Allison Mac, West Coast petroleum analyst for gasbuddy.com, said the accident could contribute to an immediate spike of 7 to 15 cents per gallon, but the effects are likely to remain limited to Southern California.
There are refineries in the region that produce nearly twice as much, so it should not cause a major dent in supply, Mac said. "It's not like we were at 100 and now we're at zero," she said.
Tom Kloza, chief oil analyst at the Oil Price Information Service, agreed.
"You're not going to see another gasoline apocalypse" like after the 2012 Chevron refinery fire in Richmond, California, that helped send gas prices over $4 a gallon, he said.
Students at 13 nearby schools were kept indoors, said Tammy Khan of the Torrance Unified School District. The South Coast Air Quality Management District issued a smoke advisory for areas surrounding the refinery, and it dispatched inspectors to the facility with air sampling equipment.
Exxon Mobil said no harmful emissions were detected by its air-quality monitors on the refinery fence line.
Company spokesman Todd Spitler only said other parts of the facility continue to operate.
The state Division of Occupational Safety and Health is leading the investigation. Cal-OSHA inspectors shut down a fluid catalytic cracking unit — a device used in refining oil — where the accident was thought to have occurred, said Erika Monterroza, a spokeswoman for the California Department of Industrial Relations.
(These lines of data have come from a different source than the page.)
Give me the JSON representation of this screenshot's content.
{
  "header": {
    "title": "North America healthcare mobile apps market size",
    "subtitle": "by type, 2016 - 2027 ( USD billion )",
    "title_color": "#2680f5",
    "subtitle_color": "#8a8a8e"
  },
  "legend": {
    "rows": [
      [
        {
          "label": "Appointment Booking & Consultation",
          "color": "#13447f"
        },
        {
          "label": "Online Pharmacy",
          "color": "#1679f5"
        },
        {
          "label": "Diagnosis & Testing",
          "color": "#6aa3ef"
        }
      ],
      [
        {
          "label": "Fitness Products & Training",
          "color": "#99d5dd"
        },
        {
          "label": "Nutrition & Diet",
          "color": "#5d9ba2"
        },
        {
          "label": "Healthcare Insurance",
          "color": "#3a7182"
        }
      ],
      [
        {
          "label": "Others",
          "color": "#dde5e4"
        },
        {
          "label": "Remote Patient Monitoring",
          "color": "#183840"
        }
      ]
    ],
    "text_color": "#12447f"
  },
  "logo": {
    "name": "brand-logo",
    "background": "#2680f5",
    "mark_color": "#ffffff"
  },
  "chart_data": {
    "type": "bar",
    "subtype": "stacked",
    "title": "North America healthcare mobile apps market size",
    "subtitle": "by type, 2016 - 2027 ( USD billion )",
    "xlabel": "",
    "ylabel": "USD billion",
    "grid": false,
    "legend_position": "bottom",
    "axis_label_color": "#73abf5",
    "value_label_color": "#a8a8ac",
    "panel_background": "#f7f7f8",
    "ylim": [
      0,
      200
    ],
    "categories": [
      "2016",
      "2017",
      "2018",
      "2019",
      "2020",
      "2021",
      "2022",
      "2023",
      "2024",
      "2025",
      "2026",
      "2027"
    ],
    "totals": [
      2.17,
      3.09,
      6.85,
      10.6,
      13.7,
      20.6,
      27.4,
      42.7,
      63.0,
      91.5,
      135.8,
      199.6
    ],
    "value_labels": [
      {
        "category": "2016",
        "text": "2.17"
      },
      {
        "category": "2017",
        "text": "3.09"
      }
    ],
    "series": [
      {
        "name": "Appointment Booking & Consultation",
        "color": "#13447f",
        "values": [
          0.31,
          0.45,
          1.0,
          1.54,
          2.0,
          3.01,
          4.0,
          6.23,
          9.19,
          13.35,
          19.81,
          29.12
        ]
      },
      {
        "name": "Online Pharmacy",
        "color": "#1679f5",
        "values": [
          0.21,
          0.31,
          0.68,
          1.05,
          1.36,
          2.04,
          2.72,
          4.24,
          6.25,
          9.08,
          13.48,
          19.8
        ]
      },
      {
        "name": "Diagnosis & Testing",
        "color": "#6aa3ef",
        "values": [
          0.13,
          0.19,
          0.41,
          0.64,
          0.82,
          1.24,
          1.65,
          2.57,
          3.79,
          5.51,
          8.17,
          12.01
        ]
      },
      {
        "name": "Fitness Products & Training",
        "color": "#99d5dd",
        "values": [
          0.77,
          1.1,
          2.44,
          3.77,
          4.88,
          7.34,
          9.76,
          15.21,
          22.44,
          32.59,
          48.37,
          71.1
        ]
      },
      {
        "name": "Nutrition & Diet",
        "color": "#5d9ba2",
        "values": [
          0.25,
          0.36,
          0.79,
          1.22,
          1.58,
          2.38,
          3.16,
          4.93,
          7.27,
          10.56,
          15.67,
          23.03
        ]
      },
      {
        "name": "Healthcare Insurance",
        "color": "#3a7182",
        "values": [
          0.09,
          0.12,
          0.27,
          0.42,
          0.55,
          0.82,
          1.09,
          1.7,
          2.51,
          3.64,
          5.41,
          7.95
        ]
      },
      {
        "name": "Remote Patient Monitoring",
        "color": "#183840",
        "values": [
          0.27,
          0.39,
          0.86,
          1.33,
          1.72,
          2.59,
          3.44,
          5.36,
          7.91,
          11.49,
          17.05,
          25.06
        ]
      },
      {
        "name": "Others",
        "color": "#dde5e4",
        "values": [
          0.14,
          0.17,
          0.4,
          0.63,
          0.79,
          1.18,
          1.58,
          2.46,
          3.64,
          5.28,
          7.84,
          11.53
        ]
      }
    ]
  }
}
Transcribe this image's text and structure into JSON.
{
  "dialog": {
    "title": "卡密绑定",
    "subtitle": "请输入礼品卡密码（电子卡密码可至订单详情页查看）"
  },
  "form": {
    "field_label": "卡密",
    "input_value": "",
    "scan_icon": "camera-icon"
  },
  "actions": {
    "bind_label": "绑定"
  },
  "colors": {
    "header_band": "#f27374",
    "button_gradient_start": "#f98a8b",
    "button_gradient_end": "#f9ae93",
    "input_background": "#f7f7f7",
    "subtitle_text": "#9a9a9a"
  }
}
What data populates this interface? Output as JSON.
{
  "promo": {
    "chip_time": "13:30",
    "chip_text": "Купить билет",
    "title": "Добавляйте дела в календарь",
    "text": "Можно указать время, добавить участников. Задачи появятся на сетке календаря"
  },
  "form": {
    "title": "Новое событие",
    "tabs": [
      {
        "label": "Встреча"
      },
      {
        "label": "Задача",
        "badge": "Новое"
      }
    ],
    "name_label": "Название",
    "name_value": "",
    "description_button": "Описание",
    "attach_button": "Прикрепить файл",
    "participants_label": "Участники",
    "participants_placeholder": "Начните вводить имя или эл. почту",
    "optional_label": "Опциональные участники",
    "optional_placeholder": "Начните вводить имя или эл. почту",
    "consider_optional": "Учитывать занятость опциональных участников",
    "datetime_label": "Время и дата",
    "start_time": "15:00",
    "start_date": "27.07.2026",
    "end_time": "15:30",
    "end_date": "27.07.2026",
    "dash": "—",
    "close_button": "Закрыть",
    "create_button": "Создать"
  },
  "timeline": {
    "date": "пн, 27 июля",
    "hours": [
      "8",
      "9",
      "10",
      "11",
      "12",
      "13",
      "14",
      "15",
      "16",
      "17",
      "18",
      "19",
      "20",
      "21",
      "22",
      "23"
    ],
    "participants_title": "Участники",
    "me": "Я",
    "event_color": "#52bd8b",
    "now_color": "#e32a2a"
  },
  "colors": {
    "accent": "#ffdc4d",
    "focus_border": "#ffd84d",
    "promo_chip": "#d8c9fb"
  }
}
Associated Press writers John Antczak, Christopher Weber and Alicia Chang in Los Angeles contributed to this report.